TASK TO COMPLETE: The expected answer is the data below, printed verbatim without its pictures.
----
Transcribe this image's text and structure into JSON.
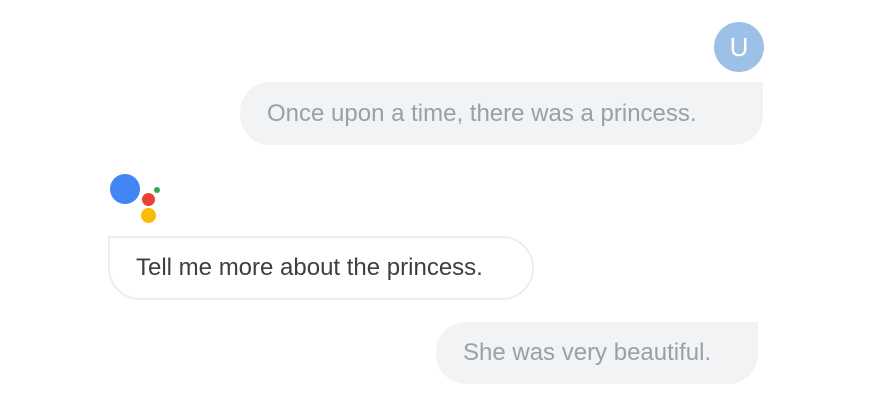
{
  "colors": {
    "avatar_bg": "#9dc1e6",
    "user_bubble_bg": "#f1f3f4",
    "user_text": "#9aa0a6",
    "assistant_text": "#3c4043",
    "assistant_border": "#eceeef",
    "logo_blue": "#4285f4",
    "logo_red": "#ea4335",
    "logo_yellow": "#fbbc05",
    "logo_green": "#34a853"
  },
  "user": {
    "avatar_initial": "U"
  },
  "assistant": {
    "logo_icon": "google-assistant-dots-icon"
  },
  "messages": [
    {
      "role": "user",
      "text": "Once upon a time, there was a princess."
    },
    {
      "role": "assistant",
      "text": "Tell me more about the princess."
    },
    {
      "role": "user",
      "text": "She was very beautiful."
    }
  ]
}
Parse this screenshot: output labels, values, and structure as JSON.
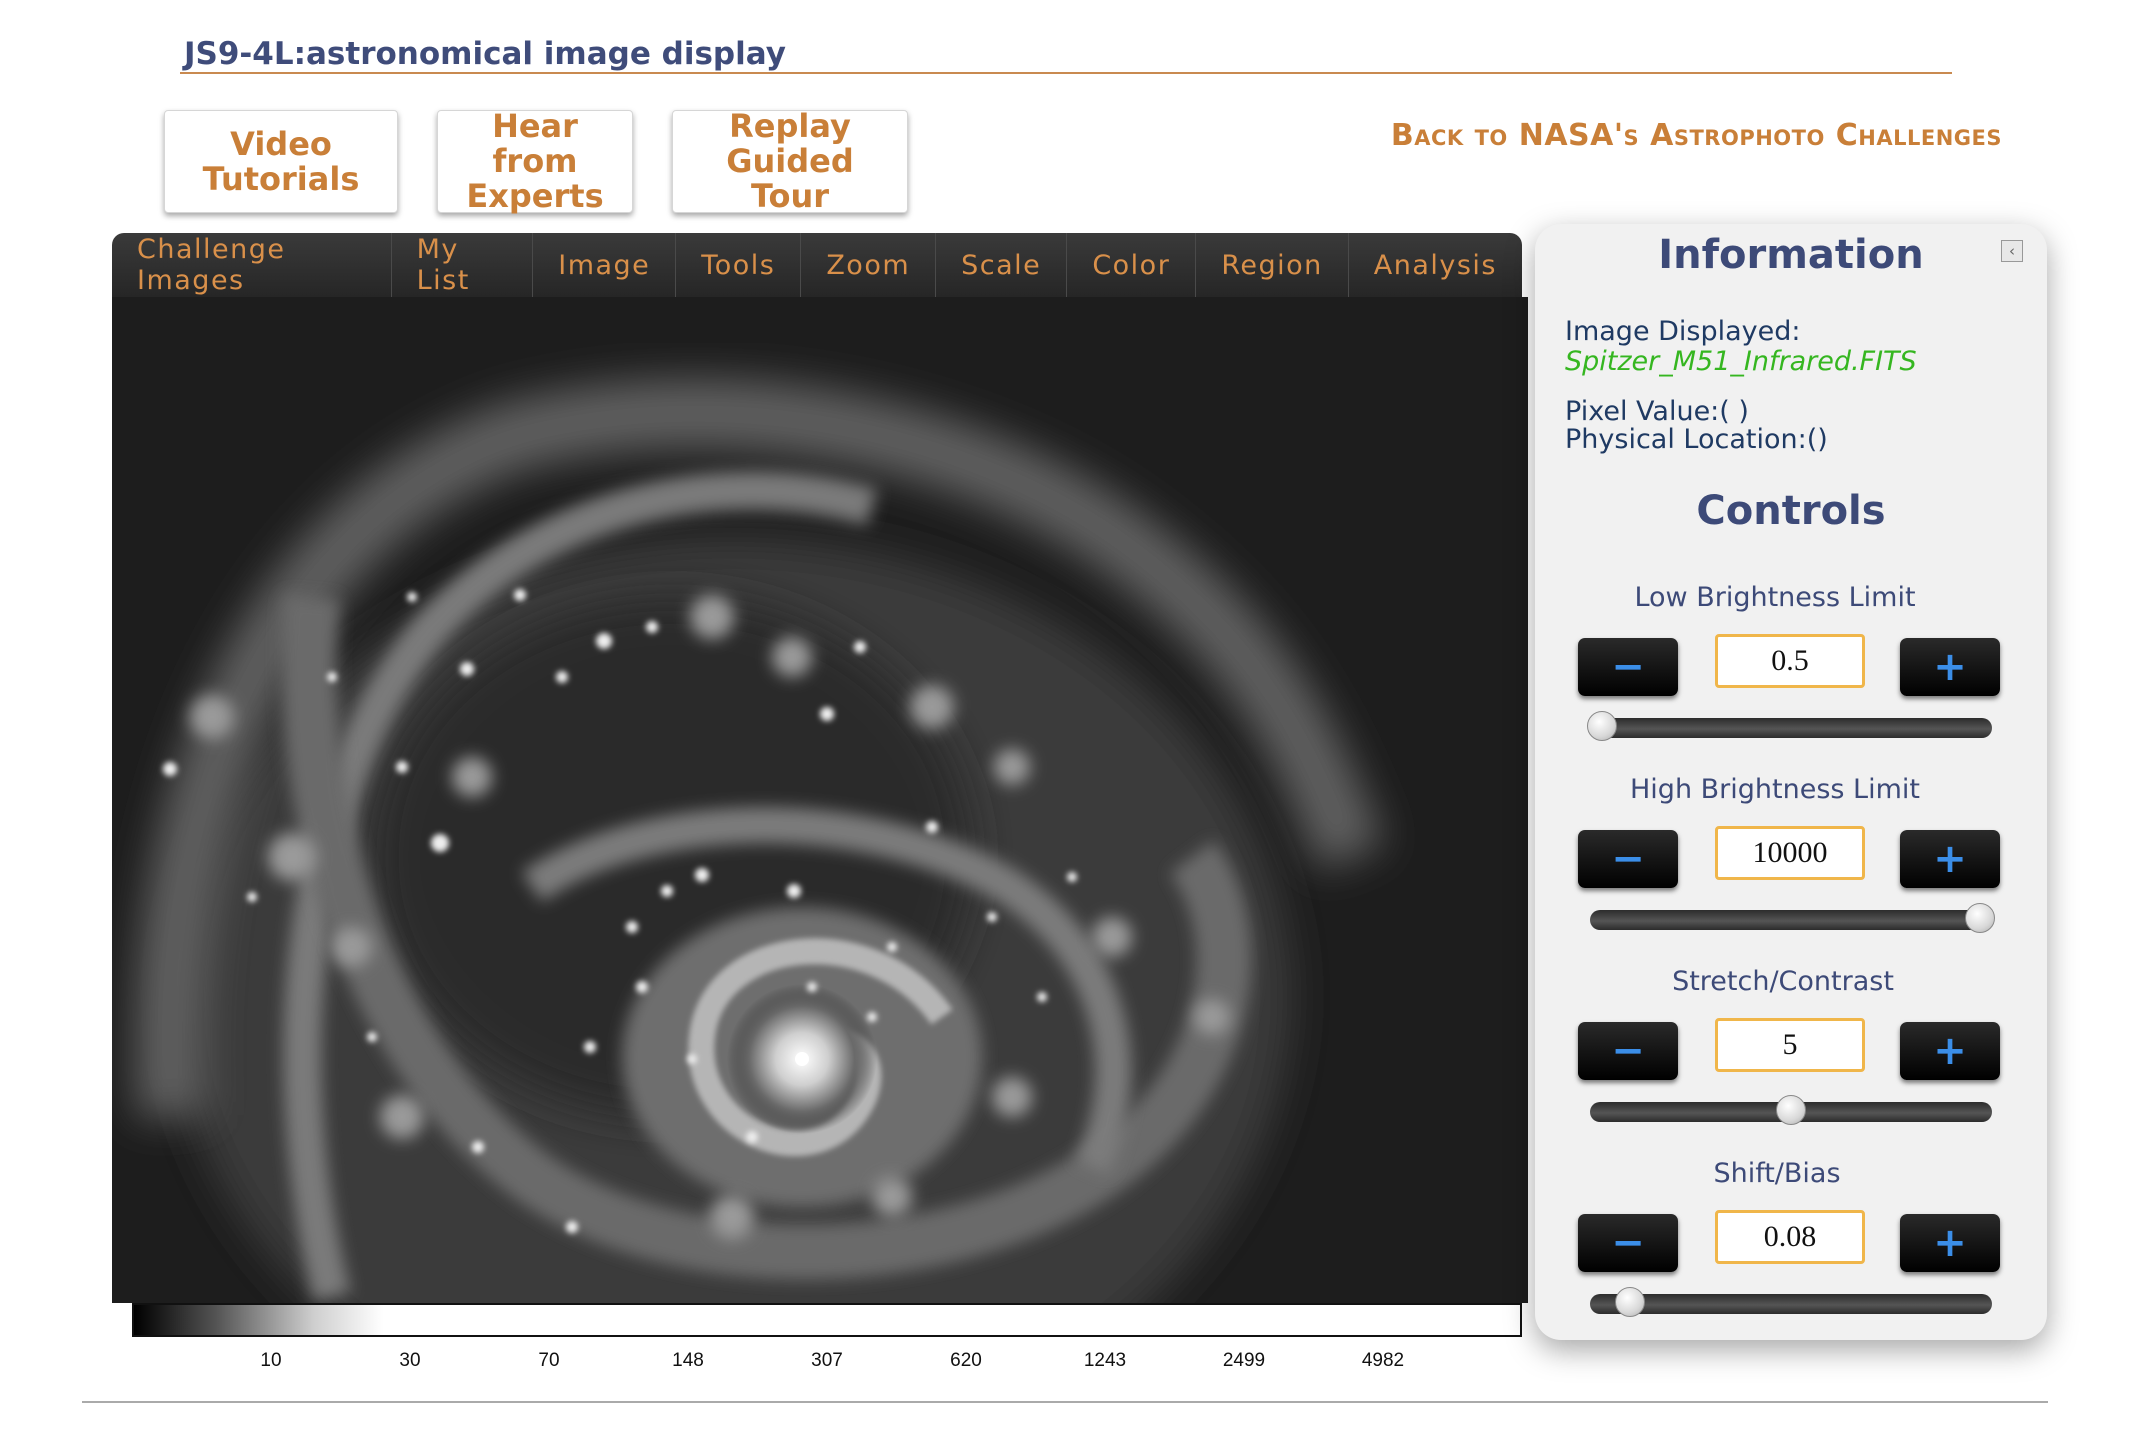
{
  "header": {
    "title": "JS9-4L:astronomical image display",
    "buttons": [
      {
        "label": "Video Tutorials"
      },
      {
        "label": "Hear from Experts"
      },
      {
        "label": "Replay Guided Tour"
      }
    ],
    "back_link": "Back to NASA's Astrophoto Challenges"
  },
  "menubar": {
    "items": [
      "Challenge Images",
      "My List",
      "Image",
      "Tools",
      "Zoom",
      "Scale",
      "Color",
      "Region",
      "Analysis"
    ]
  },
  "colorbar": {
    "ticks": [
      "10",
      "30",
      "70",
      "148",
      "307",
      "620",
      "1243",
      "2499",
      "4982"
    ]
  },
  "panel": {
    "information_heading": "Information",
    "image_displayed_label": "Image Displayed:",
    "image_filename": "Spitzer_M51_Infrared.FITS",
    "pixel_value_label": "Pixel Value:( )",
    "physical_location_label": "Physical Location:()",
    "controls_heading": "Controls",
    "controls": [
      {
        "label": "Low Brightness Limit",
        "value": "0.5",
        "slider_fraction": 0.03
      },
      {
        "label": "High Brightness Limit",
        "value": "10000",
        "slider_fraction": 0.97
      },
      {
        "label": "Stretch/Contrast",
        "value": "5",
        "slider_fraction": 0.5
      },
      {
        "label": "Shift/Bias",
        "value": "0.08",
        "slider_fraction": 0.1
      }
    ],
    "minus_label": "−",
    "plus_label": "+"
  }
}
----
REPLY TO THE TASK:
Transcribe this image's text and structure into JSON.
{
  "colors": {
    "avatar_bg": "#9dc1e6",
    "user_bubble_bg": "#f1f3f4",
    "user_text": "#9aa0a6",
    "assistant_text": "#3c4043",
    "assistant_border": "#eceeef",
    "logo_blue": "#4285f4",
    "logo_red": "#ea4335",
    "logo_yellow": "#fbbc05",
    "logo_green": "#34a853"
  },
  "user": {
    "avatar_initial": "U"
  },
  "assistant": {
    "logo_icon": "google-assistant-dots-icon"
  },
  "messages": [
    {
      "role": "user",
      "text": "Once upon a time, there was a princess."
    },
    {
      "role": "assistant",
      "text": "Tell me more about the princess."
    },
    {
      "role": "user",
      "text": "She was very beautiful."
    }
  ]
}
Parse this screenshot: output labels, values, and structure as JSON.
{
  "header": {
    "title": "JS9-4L:astronomical image display",
    "buttons": [
      {
        "label": "Video Tutorials"
      },
      {
        "label": "Hear from Experts"
      },
      {
        "label": "Replay Guided Tour"
      }
    ],
    "back_link": "Back to NASA's Astrophoto Challenges"
  },
  "menubar": {
    "items": [
      "Challenge Images",
      "My List",
      "Image",
      "Tools",
      "Zoom",
      "Scale",
      "Color",
      "Region",
      "Analysis"
    ]
  },
  "colorbar": {
    "ticks": [
      "10",
      "30",
      "70",
      "148",
      "307",
      "620",
      "1243",
      "2499",
      "4982"
    ]
  },
  "panel": {
    "information_heading": "Information",
    "image_displayed_label": "Image Displayed:",
    "image_filename": "Spitzer_M51_Infrared.FITS",
    "pixel_value_label": "Pixel Value:( )",
    "physical_location_label": "Physical Location:()",
    "controls_heading": "Controls",
    "controls": [
      {
        "label": "Low Brightness Limit",
        "value": "0.5",
        "slider_fraction": 0.03
      },
      {
        "label": "High Brightness Limit",
        "value": "10000",
        "slider_fraction": 0.97
      },
      {
        "label": "Stretch/Contrast",
        "value": "5",
        "slider_fraction": 0.5
      },
      {
        "label": "Shift/Bias",
        "value": "0.08",
        "slider_fraction": 0.1
      }
    ],
    "minus_label": "−",
    "plus_label": "+"
  }
}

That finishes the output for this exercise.